[App and web page records]
- Opening Delimiter -

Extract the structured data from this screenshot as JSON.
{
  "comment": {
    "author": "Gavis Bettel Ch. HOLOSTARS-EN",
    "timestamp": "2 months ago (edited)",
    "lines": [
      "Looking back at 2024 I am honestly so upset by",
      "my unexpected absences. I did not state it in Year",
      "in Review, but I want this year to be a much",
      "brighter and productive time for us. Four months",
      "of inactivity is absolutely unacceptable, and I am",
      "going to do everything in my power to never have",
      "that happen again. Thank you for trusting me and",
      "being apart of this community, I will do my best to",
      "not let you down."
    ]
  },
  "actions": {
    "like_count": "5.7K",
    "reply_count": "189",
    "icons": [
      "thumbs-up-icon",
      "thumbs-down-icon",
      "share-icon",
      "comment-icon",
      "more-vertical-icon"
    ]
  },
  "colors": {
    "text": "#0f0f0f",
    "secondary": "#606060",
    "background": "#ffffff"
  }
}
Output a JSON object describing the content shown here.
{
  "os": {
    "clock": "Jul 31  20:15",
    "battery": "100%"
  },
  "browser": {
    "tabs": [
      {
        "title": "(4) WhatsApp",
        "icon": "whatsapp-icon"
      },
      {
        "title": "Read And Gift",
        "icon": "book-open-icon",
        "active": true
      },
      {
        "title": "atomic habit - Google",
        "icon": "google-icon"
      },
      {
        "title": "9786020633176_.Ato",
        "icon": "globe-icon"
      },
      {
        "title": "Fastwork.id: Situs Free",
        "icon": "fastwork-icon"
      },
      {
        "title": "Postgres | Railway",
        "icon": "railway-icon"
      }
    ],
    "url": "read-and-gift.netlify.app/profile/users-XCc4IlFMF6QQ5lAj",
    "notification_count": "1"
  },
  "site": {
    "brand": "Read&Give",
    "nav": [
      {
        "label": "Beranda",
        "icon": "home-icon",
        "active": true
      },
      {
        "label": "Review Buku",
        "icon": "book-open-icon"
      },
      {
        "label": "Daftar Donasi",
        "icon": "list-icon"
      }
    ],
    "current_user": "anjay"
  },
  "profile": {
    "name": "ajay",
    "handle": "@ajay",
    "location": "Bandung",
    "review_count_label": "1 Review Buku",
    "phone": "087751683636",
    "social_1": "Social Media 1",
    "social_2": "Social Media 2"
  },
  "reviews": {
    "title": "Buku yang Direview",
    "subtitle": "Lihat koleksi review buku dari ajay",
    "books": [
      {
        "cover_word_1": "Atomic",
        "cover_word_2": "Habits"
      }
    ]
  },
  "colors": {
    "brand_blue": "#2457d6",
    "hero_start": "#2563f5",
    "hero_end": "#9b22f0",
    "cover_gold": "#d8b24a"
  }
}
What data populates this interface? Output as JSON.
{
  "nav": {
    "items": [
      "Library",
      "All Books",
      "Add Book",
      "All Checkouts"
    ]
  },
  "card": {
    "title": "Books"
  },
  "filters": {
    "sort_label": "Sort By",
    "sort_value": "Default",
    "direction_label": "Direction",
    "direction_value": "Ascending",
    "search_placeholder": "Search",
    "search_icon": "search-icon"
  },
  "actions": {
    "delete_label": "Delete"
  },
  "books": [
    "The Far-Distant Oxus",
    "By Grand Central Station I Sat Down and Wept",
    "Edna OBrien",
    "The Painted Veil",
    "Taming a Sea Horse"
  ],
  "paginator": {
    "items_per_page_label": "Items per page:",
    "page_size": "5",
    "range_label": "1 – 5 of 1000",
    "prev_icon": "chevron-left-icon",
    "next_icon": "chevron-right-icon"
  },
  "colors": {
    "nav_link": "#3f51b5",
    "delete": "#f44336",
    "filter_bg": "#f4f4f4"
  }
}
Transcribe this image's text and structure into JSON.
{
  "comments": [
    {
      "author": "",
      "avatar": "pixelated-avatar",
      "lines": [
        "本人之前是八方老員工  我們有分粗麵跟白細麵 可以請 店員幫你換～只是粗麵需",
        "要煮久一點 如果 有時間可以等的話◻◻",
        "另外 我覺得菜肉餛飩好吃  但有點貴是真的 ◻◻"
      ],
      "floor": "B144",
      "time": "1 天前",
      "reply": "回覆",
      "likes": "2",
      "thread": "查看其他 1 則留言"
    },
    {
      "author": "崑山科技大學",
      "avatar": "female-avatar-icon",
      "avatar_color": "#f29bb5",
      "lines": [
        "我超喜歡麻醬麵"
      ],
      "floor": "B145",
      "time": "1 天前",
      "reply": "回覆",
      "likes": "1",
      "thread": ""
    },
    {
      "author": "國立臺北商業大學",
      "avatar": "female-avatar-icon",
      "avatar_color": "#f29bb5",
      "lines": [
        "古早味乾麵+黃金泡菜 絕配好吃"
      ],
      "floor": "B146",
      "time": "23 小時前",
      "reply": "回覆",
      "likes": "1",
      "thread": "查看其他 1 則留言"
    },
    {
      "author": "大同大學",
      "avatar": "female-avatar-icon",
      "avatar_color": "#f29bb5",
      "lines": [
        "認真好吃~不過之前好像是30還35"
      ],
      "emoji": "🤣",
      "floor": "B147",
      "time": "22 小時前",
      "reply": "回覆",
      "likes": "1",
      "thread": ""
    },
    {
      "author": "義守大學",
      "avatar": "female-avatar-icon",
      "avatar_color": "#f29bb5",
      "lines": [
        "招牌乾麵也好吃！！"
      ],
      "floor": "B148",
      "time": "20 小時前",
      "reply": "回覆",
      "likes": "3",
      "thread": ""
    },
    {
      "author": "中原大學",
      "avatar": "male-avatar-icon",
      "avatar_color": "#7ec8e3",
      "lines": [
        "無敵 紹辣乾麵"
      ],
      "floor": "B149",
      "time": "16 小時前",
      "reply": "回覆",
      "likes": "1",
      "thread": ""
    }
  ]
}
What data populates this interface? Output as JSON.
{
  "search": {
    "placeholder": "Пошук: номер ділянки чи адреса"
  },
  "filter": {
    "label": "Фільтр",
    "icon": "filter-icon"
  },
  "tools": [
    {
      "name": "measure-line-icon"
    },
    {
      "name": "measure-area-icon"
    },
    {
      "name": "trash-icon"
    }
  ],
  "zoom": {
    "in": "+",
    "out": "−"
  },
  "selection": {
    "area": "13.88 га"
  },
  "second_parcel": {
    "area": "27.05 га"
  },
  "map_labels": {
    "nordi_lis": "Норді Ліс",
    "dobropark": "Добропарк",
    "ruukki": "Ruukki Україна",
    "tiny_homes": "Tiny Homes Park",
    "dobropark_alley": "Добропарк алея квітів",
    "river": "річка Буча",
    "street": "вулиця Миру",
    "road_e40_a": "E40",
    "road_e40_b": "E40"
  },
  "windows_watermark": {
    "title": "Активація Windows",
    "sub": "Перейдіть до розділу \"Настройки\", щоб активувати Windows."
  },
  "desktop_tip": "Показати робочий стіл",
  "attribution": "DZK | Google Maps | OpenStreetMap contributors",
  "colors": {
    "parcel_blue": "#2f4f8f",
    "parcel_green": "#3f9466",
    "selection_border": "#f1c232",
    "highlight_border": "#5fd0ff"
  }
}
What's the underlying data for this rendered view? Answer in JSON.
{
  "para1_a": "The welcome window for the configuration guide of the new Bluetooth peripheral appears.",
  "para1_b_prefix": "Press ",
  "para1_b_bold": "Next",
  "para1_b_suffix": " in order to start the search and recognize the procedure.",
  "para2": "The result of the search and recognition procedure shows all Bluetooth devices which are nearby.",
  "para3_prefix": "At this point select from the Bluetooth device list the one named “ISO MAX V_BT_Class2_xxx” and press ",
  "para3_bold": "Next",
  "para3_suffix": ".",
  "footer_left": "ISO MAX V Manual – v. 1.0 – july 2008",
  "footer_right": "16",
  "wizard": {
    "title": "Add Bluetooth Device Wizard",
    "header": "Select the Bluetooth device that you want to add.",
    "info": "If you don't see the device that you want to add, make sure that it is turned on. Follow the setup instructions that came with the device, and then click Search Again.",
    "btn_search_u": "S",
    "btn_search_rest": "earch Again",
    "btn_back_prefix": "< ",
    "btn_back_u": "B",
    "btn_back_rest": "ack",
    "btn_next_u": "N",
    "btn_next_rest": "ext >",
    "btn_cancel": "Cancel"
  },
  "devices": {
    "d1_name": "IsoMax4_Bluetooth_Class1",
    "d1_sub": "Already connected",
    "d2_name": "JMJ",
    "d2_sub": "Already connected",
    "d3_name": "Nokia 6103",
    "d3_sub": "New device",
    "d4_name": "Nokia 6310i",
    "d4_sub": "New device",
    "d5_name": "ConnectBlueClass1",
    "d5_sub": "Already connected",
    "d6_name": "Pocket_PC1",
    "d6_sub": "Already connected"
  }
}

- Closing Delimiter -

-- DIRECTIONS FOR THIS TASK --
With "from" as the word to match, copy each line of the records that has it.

-- SOLUTION FOR THIS PROBLEM --
Extract the structured data from this screenshot as JSON.
  "para3_prefix": "At this point select from the Bluetooth device list the one named “ISO MAX V_BT_Class2_xxx” and press ",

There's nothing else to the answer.